*THE PROBLEM:* Search the records for the word "number". Copy every line where it appears.

[Element data from apps and pages]
▬▬▬
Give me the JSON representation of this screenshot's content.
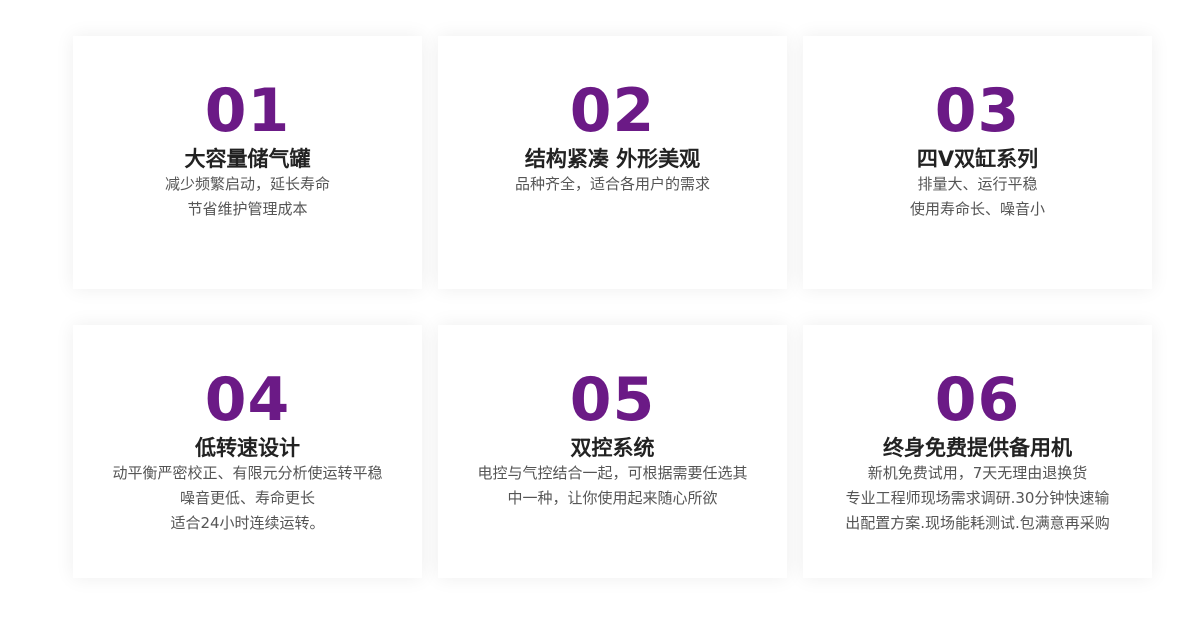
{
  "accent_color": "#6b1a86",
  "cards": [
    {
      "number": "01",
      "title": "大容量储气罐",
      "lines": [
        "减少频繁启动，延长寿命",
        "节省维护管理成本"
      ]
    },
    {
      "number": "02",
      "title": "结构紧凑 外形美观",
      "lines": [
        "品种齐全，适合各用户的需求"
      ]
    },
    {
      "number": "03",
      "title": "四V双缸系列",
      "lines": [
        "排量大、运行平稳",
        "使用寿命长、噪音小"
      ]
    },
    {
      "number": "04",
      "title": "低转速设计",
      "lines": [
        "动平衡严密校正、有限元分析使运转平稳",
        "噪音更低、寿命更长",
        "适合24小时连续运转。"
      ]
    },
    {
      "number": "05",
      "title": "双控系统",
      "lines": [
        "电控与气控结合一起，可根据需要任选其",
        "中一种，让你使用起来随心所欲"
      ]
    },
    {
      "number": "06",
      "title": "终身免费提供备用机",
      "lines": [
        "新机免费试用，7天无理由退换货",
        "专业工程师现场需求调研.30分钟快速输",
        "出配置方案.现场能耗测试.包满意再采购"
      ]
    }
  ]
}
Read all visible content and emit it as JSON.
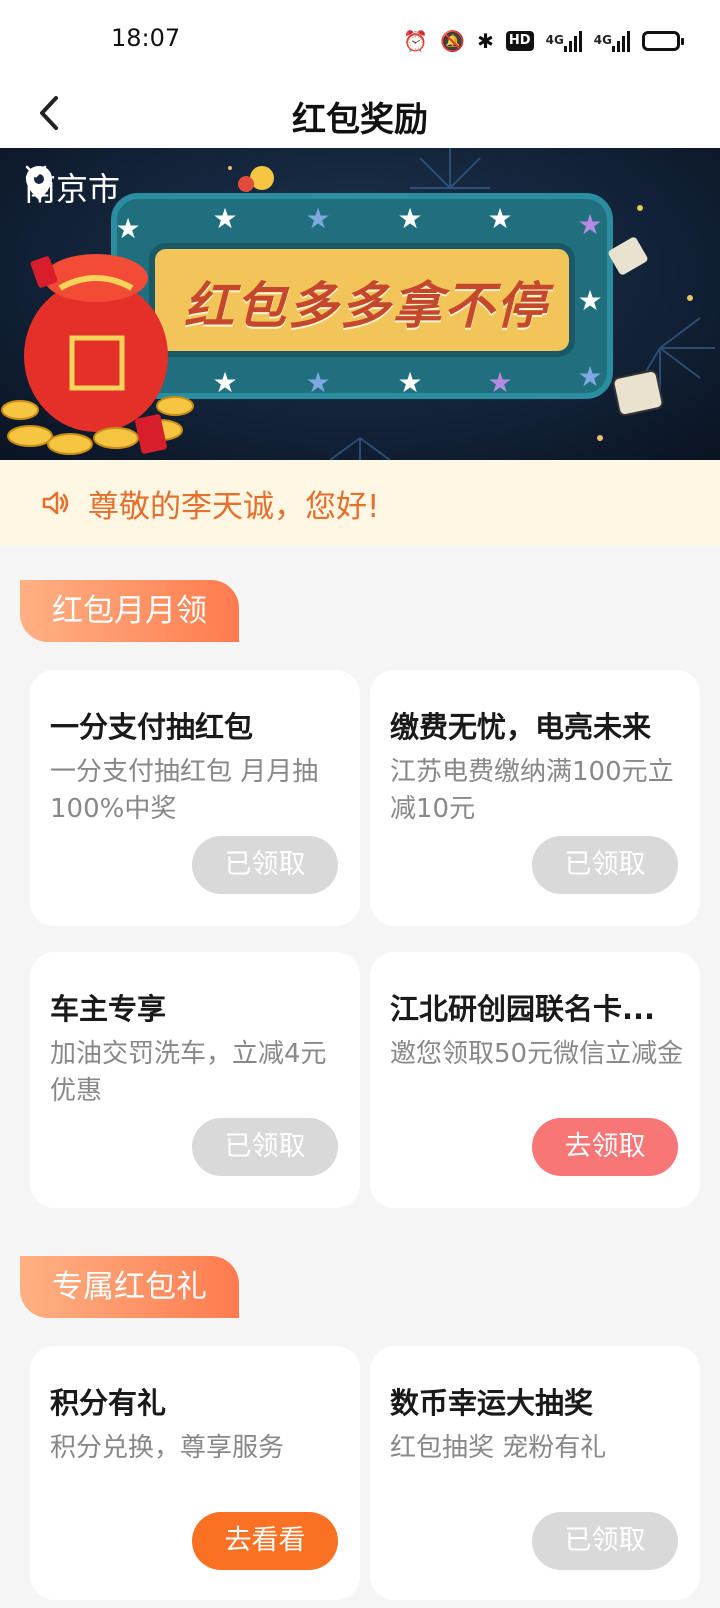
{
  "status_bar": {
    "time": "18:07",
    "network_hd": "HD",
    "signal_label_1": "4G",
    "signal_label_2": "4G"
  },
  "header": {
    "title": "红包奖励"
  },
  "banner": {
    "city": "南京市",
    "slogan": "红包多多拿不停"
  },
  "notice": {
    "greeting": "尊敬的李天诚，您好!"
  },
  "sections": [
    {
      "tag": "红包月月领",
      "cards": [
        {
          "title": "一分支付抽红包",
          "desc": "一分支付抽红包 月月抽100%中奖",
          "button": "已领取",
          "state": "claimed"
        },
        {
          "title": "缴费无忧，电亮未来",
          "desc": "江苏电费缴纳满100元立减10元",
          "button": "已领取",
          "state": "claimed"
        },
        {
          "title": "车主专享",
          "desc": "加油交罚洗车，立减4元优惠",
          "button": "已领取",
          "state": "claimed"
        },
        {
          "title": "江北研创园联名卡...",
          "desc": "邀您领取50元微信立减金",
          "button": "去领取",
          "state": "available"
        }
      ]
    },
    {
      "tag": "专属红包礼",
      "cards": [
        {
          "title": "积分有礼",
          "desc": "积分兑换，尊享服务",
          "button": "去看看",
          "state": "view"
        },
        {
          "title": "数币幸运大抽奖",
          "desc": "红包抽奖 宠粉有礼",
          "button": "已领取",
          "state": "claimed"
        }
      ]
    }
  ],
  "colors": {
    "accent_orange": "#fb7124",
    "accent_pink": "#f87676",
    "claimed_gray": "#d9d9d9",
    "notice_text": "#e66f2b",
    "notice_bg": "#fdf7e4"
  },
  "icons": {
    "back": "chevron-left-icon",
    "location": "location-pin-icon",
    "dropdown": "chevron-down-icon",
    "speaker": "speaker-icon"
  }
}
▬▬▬
*WORKED SOLUTION:*
      "number": "01",
      "number": "02",
      "number": "03",
      "number": "04",
      "number": "05",
      "number": "06",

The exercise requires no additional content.